Editorial Volume 30 Number 2

Introducing Pediatric Ethicscope

As we launch online as a Platinum OA (open-access) journal dedicated to pediatric ethics and bioethics, Pediatric Ethicscope is now closing its 30th volume; it has, and will continue, to present the work of multidisciplinary contributors sharing diverse and nuanced perspectives on issues of import to pediatric medical ethics. Our aim is to disseminate the best and latest thinking on pediatric ethics. To see how we got here, and learn more about us, visit the Who We Are section.

While we are not a one subject per issue publication, this issue of Pediatric Ethicscope takes up the issue of drug shortages, which continue to plague patients, providers, and hospitals on an increasing basis. Due to its complexity, the subject is approached from several perspectives. The issue as it relates to pediatric oncology is taken up by Yoram Unguru MD, MS, MA in Shortages of Drugs, Surpluses of Ethical Challenges. To get a practical view of the problem, Jeffery Dome MD, PhD, Division Chief of Hematology/ Oncology at Children’s National Health System discusses his experience with drug shortages, and how one large pediatric institution is grappling with the problem in The Interview. The oncology pharmacists on the front line of procuring these medications discuss their experiences in Shortages: The New Normal in Pharmacy, explaining in-depth the processes and pitfalls to ensuring providers have the therapies they need when they are needed. Changing gears, this past year’s winner of the Leikin Lecture Essay Contest for New Authors takes up the subject of Transitional Care for Adolescents. Rounding out the segments on drug shortages, Stowe Teti, our Executive Editor, provides a historical backdrop to the present drug shortage crisis, arguing the issue may best be analyzed in axiological, rather than ethical  terms in What Lies Beneath.

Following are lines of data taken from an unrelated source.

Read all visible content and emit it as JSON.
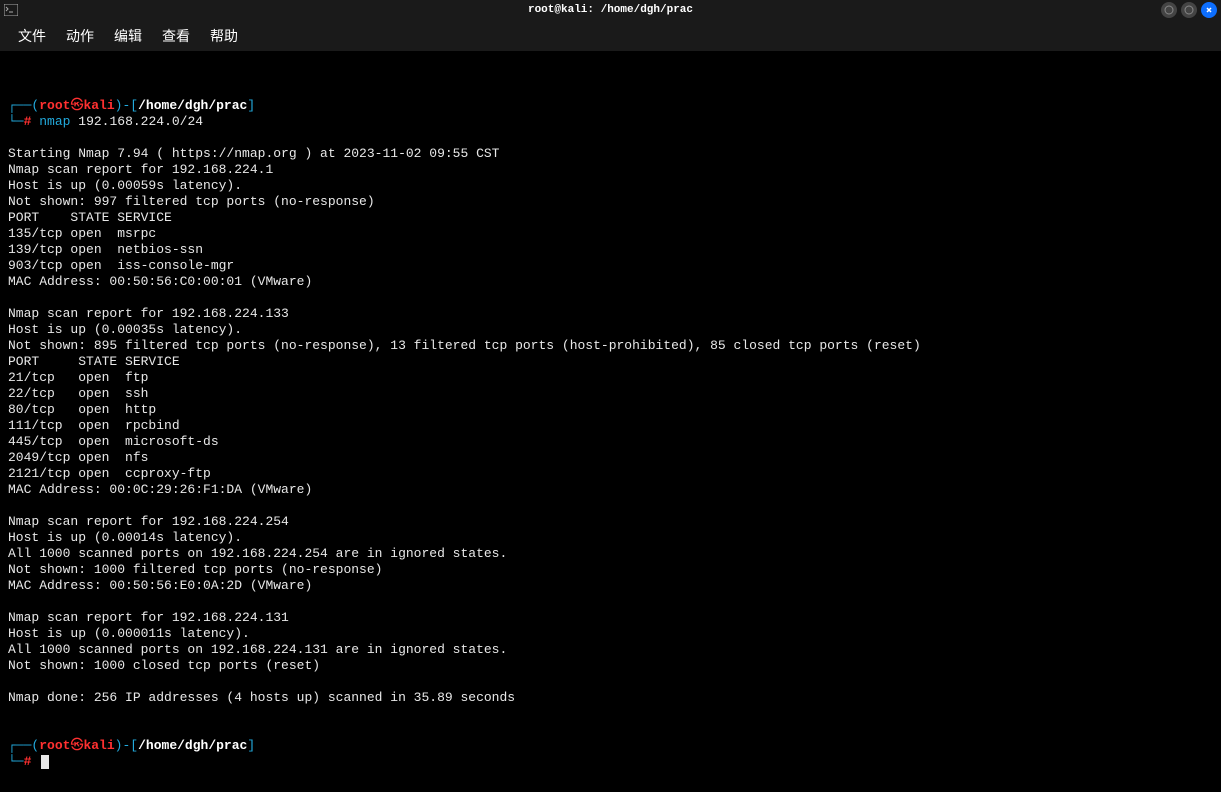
{
  "titlebar": {
    "title": "root@kali: /home/dgh/prac"
  },
  "menu": {
    "items": [
      "文件",
      "动作",
      "编辑",
      "查看",
      "帮助"
    ]
  },
  "prompt1": {
    "user": "root",
    "skull": "㉿",
    "host": "kali",
    "cwd": "/home/dgh/prac",
    "hash": "#",
    "cmd": "nmap",
    "args": "192.168.224.0/24"
  },
  "output_lines": [
    "Starting Nmap 7.94 ( https://nmap.org ) at 2023-11-02 09:55 CST",
    "Nmap scan report for 192.168.224.1",
    "Host is up (0.00059s latency).",
    "Not shown: 997 filtered tcp ports (no-response)",
    "PORT    STATE SERVICE",
    "135/tcp open  msrpc",
    "139/tcp open  netbios-ssn",
    "903/tcp open  iss-console-mgr",
    "MAC Address: 00:50:56:C0:00:01 (VMware)",
    "",
    "Nmap scan report for 192.168.224.133",
    "Host is up (0.00035s latency).",
    "Not shown: 895 filtered tcp ports (no-response), 13 filtered tcp ports (host-prohibited), 85 closed tcp ports (reset)",
    "PORT     STATE SERVICE",
    "21/tcp   open  ftp",
    "22/tcp   open  ssh",
    "80/tcp   open  http",
    "111/tcp  open  rpcbind",
    "445/tcp  open  microsoft-ds",
    "2049/tcp open  nfs",
    "2121/tcp open  ccproxy-ftp",
    "MAC Address: 00:0C:29:26:F1:DA (VMware)",
    "",
    "Nmap scan report for 192.168.224.254",
    "Host is up (0.00014s latency).",
    "All 1000 scanned ports on 192.168.224.254 are in ignored states.",
    "Not shown: 1000 filtered tcp ports (no-response)",
    "MAC Address: 00:50:56:E0:0A:2D (VMware)",
    "",
    "Nmap scan report for 192.168.224.131",
    "Host is up (0.000011s latency).",
    "All 1000 scanned ports on 192.168.224.131 are in ignored states.",
    "Not shown: 1000 closed tcp ports (reset)",
    "",
    "Nmap done: 256 IP addresses (4 hosts up) scanned in 35.89 seconds"
  ],
  "prompt2": {
    "user": "root",
    "skull": "㉿",
    "host": "kali",
    "cwd": "/home/dgh/prac",
    "hash": "#"
  }
}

Since Pediatric Ethicscope doesn’t do entire issues dedicated to a single subject, several other articles are interspersed with the above. Yoram Unguru leads the Dialogue with the Ethicist, Joseph Bokum Lee MD, MAT chronicles his journey from teacher to physician on the South Side of Chicago in From Classroom to Clinic, and our Editorial Group reports on the 2016 Harvard Clinical Bioethics Course in our recurring feature, Education in Ethics.

Finally, taking the first section last, we would like to introduce the Proem. The Proem is a piece of poetry or other literature intended to engender a mindset conducive to ethical reflection. In this issue it is accompanied by a picture, but in the future it may be a video clip, piece of music, or other artwork. Since bioethics is ultimately about grappling with the some of the most difficult elements of the human condition, it seems fitting we, as good listeners, be open to those outside of ethics who have thought deeply about this subject. While Immanuel Kant’s Critique of Pure Reason drew a line between what we humans can know, and what is simply out of knowledge’s reach, and Ludwig Wittegnstein developed on that idea with his proclamation, “I am the limit of my world,” Frost’s verse quietly challenges. In For Once, Then Something he asks us to consider that boundary condition; what might such a limit be like to experience, and is such a thing discrete as philosophers seem to suggest, or a sometime tribulation ailing our pursuits–and perhaps more often in bioethics than other endeavors.

This is our project; one we hope you will become a part of, by subscribing, authoring a paper, or becoming a reviewer. In being both open access and academically rigorous, we hope to focus pediatric bioethics and clinical ethics in a way that gives greater voice to the work being done in the field, and disseminating that knowledge and those practices more broadly. Thank you for your interest.

(84 reads, 1 reads today)